The concept of Alter Ego is not unlike that of The Masked Singer or The Voice, in that it gives contestants a chance to show off their singing skills without being judged for who they really are. In this version, the singers are backstage wearing one of those unitards with motion capture dots all over it, like Tracy Jordan trying to be Garfield. The singers, in their little suits, are backstage performing for a bunch of tech crew members while the audience and judges watch their avatar, a cartoon thing that looks like an alien from The Sims, perform for them. And the judges don’t get to know their real identity until they’re eliminated, or they win. The avatars have green skin and blue hair and shoot flames. They have names like Wolfgang Champagne and Loverboy and Queen Dynamite. The quality of the AR technology is objectively terrible and looks like that feature Google has where you can search “lion” and then take a photo with an AR lion in your living room.
Like any good competition show, the contestants are given a backstory where they have to emotionally explain why they want to perform using an avatar. Most of the time, the answer is because they're not comfortable performing as themselves and instead would prefer to perform as a skinny blue man with abs. Several contestants express that they're self-conscious about their bodies or being overweight, and performing as the avatar will make them feel more free, while others don't want to be judged for singing an unexpected genre, like the opera singing truck driver or the young Filipino kid from Wisconsin who wants to be in a boy band.
I feel for these people, and they don't deserve to feel bad about their weight or appearance, regardless of whether or not they're great singers. But something tells me Alter Ego is not the answer.
In nearly every single scenario, the avatars are skinnier and more conventionally attractive than the singers, even if that's not something they specifically asked for. You might be like "how can a blue man with flames for hair be conventionally attractive?" I don't know but he just is! What would really make the show cool is if they could perform as centaurs or goblins or like maybe just a regular blue alien Sim who isn't skinny? I just can't emphasize enough how much this show sends the message that the judges and singers need the contestants to be skinny in order to take them seriously.

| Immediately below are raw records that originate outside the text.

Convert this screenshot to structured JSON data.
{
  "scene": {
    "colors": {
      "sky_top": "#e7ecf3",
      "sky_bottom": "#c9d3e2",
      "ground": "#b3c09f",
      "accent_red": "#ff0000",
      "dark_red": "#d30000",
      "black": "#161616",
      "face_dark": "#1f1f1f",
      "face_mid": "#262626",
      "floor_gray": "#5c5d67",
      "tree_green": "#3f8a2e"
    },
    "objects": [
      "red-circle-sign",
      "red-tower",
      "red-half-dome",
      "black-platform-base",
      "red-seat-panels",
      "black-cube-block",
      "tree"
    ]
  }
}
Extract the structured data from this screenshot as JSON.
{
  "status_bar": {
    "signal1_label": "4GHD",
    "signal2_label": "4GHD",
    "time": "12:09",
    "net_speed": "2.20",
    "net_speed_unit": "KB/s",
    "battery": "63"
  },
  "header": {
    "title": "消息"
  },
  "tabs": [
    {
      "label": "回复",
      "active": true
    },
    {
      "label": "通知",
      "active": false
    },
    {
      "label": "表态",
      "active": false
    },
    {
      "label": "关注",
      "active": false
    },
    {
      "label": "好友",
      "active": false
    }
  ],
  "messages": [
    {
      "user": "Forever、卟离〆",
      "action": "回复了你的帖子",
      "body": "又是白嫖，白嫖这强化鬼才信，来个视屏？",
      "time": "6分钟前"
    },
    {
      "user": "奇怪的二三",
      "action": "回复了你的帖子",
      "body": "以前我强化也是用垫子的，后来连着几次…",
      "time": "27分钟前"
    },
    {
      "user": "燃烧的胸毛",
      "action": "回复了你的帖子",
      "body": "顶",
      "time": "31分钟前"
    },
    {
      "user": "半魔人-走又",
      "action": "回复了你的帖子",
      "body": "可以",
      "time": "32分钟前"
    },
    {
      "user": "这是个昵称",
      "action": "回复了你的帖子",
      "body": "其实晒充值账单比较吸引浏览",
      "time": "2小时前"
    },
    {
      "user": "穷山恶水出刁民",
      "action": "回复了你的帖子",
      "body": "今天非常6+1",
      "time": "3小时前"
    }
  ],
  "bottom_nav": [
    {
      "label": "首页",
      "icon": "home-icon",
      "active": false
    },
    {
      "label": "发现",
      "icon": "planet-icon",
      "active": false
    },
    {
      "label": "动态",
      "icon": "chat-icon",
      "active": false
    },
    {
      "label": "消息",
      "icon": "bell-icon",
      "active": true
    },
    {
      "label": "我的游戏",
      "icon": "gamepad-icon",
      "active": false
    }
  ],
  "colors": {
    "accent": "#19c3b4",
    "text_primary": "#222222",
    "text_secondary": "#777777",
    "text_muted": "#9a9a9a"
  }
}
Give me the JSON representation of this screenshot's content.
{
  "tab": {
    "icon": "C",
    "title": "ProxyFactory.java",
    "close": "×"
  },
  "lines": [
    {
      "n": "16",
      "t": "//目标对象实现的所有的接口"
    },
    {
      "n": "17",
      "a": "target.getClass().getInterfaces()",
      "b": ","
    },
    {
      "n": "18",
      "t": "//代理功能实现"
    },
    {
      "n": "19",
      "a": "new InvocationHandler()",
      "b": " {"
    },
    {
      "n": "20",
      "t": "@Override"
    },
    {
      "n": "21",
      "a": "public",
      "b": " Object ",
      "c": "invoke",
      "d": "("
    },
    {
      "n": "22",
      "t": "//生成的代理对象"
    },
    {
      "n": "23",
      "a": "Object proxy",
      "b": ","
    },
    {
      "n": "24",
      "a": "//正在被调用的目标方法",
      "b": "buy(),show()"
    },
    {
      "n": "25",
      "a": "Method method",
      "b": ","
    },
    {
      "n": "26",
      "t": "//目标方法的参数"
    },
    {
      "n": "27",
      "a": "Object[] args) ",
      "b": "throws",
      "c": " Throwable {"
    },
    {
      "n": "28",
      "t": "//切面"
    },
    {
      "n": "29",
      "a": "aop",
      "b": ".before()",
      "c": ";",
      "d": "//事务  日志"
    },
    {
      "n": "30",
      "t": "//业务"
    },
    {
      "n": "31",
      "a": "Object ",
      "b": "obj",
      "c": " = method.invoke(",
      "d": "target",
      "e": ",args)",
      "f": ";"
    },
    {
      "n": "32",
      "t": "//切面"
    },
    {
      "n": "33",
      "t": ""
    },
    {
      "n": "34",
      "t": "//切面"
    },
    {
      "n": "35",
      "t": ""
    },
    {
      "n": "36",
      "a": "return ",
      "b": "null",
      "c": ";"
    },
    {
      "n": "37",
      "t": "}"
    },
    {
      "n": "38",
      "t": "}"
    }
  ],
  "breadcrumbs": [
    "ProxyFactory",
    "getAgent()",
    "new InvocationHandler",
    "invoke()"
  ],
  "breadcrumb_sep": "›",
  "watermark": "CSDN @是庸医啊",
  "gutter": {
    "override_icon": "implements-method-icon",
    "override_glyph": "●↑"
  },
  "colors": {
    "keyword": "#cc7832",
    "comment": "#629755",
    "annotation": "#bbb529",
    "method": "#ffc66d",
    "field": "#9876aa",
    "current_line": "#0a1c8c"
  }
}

In addition to Nick Lachey, whose face looks like it's animorphing into David Duchovny, the judges are will.i.am, Grimes, and Alanis Morissette. It's a strange combo for sure, some might even say a cosmic gumbo, but all of these shows involve pulling celebrities from different corners of the universe together so viewers can say "isn't that wacky?" That's why The Masked Singer has Ken Jeong, a former doctor, seated next to Jenny McCarthy, an anti-vaxxer.
Despite this show being absurd, it's also very watchable, if only for the cognitive dissonance you get from seeing a contestant say "he and I really bonded," about performing with his avatar or Alanis telling a sexy-evil-robot-Aladdin looking avatar that she has a crush on him.
It becomes an even bigger hoot when you learn that these animated avatars aren't actually performing on stage as the show makes it seem. The avatars appear on monitors that are at stage-level so the judges' sightline won't be off, even though they're really looking at an empty stage.
Some say live music is irreplaceable. Well I say that nothing can replace Wolfgang Champagne.